Sept. 25, 2017 | Vision loss and blindness from diabetic retinopathy can occur gradually with no warning symptoms when high blood sugar levels cause damage to blood vessels in the retina.
That’s why Ryan Jones makes sure she undergoes a yearly eye exam. But it’s not always easy for Jones, who lives in southeast Arkansas, to get to ophthalmologists who specialize in the disease.
A recent pilot program by UAMS and Arkansas Blue Cross Blue Shield is putting access to specialists within an easy drive of Jones and many other Arkansans who live in rural areas without access to eye screenings that would detect diabetic retinopathy. In Arkansas, more than 350,000 people have diabetes.
Diabetic retinopathy occurs when abnormal blood vessels grow on the back of the eye. These vessels can leak or bleed, causing vision loss if left untreated. With a disease that can progress without symptoms, it’s vital for those with diabetes to be screened annually.
Jones, 30, recently took advantage of the program, receiving an eye screening at the UAMS Regional Campus at Pine Bluff and a consultation, via video, from Sami Uwaydat, M.D., a UAMS ophthalmologist in Little Rock.
Jones was diagnosed with diabetes about three years ago.
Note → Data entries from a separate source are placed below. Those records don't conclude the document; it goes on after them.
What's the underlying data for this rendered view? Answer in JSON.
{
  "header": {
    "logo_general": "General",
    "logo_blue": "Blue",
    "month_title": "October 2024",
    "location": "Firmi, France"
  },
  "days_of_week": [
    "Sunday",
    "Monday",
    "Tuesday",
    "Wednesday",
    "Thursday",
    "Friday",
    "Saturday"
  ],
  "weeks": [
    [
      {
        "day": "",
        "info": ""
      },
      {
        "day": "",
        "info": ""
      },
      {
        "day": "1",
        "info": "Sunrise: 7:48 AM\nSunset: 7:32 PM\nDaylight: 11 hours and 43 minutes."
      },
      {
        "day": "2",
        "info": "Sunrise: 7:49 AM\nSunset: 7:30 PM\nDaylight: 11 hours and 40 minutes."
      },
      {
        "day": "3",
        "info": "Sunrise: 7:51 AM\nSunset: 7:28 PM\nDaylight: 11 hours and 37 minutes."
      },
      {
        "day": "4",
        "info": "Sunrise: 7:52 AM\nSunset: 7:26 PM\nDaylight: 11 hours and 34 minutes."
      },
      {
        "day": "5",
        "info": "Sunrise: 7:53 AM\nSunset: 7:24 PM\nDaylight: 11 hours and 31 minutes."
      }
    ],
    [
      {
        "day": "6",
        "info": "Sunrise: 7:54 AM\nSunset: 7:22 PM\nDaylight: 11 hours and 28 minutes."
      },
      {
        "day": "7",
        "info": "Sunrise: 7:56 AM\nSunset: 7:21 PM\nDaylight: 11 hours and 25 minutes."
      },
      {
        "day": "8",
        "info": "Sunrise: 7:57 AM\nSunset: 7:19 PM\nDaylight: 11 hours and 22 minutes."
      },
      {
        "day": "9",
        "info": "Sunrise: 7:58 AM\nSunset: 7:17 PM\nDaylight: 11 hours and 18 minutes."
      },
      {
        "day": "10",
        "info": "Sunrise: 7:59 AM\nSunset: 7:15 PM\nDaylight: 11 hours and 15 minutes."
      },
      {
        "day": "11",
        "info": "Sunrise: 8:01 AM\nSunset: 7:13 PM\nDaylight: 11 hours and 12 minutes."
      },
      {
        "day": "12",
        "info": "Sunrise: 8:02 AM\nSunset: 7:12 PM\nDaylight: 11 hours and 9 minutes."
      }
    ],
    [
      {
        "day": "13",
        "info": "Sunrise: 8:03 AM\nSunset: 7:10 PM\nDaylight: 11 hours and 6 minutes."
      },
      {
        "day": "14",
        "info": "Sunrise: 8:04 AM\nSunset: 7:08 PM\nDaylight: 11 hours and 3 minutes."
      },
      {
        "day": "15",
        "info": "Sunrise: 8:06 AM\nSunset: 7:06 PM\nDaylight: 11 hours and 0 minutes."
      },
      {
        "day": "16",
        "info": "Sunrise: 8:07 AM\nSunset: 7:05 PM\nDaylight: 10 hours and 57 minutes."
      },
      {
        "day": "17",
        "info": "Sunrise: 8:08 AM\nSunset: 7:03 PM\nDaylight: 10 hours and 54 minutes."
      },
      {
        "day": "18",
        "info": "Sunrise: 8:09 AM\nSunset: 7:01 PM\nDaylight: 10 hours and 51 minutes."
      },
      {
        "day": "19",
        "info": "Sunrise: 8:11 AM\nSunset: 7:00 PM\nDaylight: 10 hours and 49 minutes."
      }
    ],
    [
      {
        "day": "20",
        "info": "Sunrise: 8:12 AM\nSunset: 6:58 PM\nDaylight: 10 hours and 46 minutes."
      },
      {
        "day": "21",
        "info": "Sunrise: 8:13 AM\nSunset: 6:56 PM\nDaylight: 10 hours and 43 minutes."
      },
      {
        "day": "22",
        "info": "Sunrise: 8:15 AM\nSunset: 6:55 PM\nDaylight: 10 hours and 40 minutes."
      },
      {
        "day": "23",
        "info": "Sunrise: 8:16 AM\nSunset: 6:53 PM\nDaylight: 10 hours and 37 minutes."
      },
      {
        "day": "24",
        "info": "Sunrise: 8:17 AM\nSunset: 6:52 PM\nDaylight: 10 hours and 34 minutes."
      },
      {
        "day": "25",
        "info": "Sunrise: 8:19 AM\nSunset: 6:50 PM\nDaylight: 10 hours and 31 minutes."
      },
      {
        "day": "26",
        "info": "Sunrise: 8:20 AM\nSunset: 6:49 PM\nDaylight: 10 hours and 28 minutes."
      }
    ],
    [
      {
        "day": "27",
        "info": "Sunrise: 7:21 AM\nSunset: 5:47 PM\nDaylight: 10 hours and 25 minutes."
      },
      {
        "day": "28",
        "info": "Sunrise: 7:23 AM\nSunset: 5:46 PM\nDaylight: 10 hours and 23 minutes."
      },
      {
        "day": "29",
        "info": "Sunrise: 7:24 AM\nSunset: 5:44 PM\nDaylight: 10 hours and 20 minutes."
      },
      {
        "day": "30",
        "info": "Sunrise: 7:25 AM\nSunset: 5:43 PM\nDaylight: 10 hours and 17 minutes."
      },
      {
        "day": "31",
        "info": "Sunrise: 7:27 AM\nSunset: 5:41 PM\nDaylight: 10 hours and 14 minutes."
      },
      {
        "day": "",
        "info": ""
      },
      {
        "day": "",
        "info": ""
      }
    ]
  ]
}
She had gestational diabetes during her three pregnancies, but each time the condition went away after the pregnancy. Then, in 2014, she was diagnosed with type 2 diabetes.
“Diabetes affects so many things, including your vision,” said Jones. “Keeping a good check on it is important when blindness is a possibility.”
The program allows for diabetic retinopathy screenings to be completed at UAMS Regional Campuses clinics during routine appointments. The images are sent to ophthalmologists at the UAMS Harvey & Bernice Jones Eye Institute for review and patients who show signs of the condition are referred to local ophthalmologists for treatment.
Jones’ screening showed no signs of diabetic retinopathy, but she was encouraged to seek an annual exam.
“Every diabetic patient has to have an eye examination every year,” said Uwaydat. “Luckily, Ryan has fine vision and her retina looks normal; however, she will have to continue to be monitored annually.”
The pilot program began in June, and Mark T. Jansen, M.D., medical director for UAMS Regional Campuses, said he hopes it will increase the ability to reach rural residents in Arkansas and prevent more cases of blindness.
“UAMS Regional Campuses strives to help care delivery for rural areas in making sure those patients’ needs are met,” said Jansen. “By partnering with entities like Arkansas Blue Cross Blue Shield on programs like this, we can come up with a way to provide that care to all parts of the state.”
Diabetic retinopathy screenings and telemedicine appointments are available at UAMS Regional Campuses clinics at Pine Bluff, Magnolia, Texarkana, Fort Smith and Fayetteville.